Barents Press Conference gathered journalists from four countries of Barents region plus visitors from Canada. There was a very good atmosphere and some surprise as well: how has the organization stood for 17 years? Such different countries and different problems. But there was a feeling which arises not so often — we are all of one blood.
- Press freedom decreases. Now commercial interests limit us in the West, - said the chairman of Finnish BP Timo Sipola.
Swedes spoke about similar problems also. Journalists from Norway sounded the problem which was flying in the air - we gradually lose interest to each other and we start to be afraid each other.
Elena Larionova, Barents Press memberfrom Murmansk, and Pavel Gutiontov, the secretary of the Union of journalists of Russia, designated our problems. Elena's thought can be formulated so: we couldn't and haven't managed to dispose that freedom which we received because we didn't take into consideration: it's not by itself. To realize it means are necessary. And they again lead to dependance. With us - first of all on the power.
In Barents region the power supports the press as an important economic and political lever. Last year I was in Norway. They give rather a solid grant to the second in circulation regional newspaper. To support diversity of ideas. The sum makes 45 million a year. For them it not such big money. For us it's something extraordinary and impossible. For such money we would lose not only any freedom — we would just be stamped down. They have a government program of support of the press, and no official can think of asking a trifle for this money, it will be the last thought in his head. It was a surprise that the very profitable central newspaper of Norway "Aftenposten" has grants from the state regarding circulation sale in booths. At retail it's more expensively than on subscription, and citizens of Norway have the right for the information in any convenient kind.

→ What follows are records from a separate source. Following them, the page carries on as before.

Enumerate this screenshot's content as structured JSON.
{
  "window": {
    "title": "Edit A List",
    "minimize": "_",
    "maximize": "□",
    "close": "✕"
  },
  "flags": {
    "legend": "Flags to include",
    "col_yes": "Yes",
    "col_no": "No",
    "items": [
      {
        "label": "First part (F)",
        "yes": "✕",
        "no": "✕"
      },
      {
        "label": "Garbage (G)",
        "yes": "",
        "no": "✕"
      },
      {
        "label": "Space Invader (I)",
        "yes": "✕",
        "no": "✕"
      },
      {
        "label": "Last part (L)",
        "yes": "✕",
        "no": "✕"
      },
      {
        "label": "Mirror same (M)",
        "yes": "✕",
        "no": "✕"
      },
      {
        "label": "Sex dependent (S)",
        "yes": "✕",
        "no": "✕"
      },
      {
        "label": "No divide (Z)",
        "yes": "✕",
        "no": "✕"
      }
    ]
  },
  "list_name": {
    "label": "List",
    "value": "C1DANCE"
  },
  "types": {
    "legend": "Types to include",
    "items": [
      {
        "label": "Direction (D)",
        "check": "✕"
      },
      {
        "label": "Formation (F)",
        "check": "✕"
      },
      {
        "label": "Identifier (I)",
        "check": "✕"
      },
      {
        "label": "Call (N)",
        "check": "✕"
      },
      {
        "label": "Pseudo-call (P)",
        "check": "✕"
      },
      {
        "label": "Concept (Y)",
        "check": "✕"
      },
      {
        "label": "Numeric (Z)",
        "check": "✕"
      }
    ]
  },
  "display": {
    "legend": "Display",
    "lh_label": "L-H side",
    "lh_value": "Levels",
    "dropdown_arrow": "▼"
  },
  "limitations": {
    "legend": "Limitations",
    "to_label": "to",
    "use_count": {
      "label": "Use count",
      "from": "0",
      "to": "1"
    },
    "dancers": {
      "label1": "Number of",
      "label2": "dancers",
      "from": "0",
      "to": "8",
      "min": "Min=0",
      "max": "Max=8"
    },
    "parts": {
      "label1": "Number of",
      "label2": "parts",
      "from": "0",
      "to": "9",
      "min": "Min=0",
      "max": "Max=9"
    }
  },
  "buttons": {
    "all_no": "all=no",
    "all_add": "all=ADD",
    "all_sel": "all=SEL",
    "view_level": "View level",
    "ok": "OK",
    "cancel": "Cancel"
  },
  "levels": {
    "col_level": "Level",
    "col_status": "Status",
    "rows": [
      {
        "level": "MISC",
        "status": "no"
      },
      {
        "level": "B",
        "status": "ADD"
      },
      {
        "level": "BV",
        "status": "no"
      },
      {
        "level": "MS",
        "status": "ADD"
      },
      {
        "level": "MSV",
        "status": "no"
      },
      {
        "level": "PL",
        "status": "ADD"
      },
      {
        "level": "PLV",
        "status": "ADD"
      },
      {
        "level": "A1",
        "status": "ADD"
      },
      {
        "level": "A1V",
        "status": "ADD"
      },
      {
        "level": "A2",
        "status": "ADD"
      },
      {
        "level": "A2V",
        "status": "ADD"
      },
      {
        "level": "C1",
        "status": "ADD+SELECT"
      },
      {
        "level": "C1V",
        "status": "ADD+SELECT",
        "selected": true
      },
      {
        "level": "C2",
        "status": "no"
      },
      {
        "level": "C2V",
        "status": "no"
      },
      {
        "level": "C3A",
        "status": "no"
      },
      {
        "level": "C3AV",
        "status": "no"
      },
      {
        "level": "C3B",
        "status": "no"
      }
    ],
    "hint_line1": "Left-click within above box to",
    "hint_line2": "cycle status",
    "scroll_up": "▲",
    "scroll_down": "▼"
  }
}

Our colleague, journalist from newspaper "Njarjana Vynder" Irina Hanzerova transferred the reference of collective which considers that the editor of this newspaper was unfairly dismissed. Barents Press Board worked out a statement about it which expresses anxiety about the situation.
Svetlana Loichenko, «Pravda Severa»
Photo Elena Doilnitsyna
Translated by Tatiana Polkova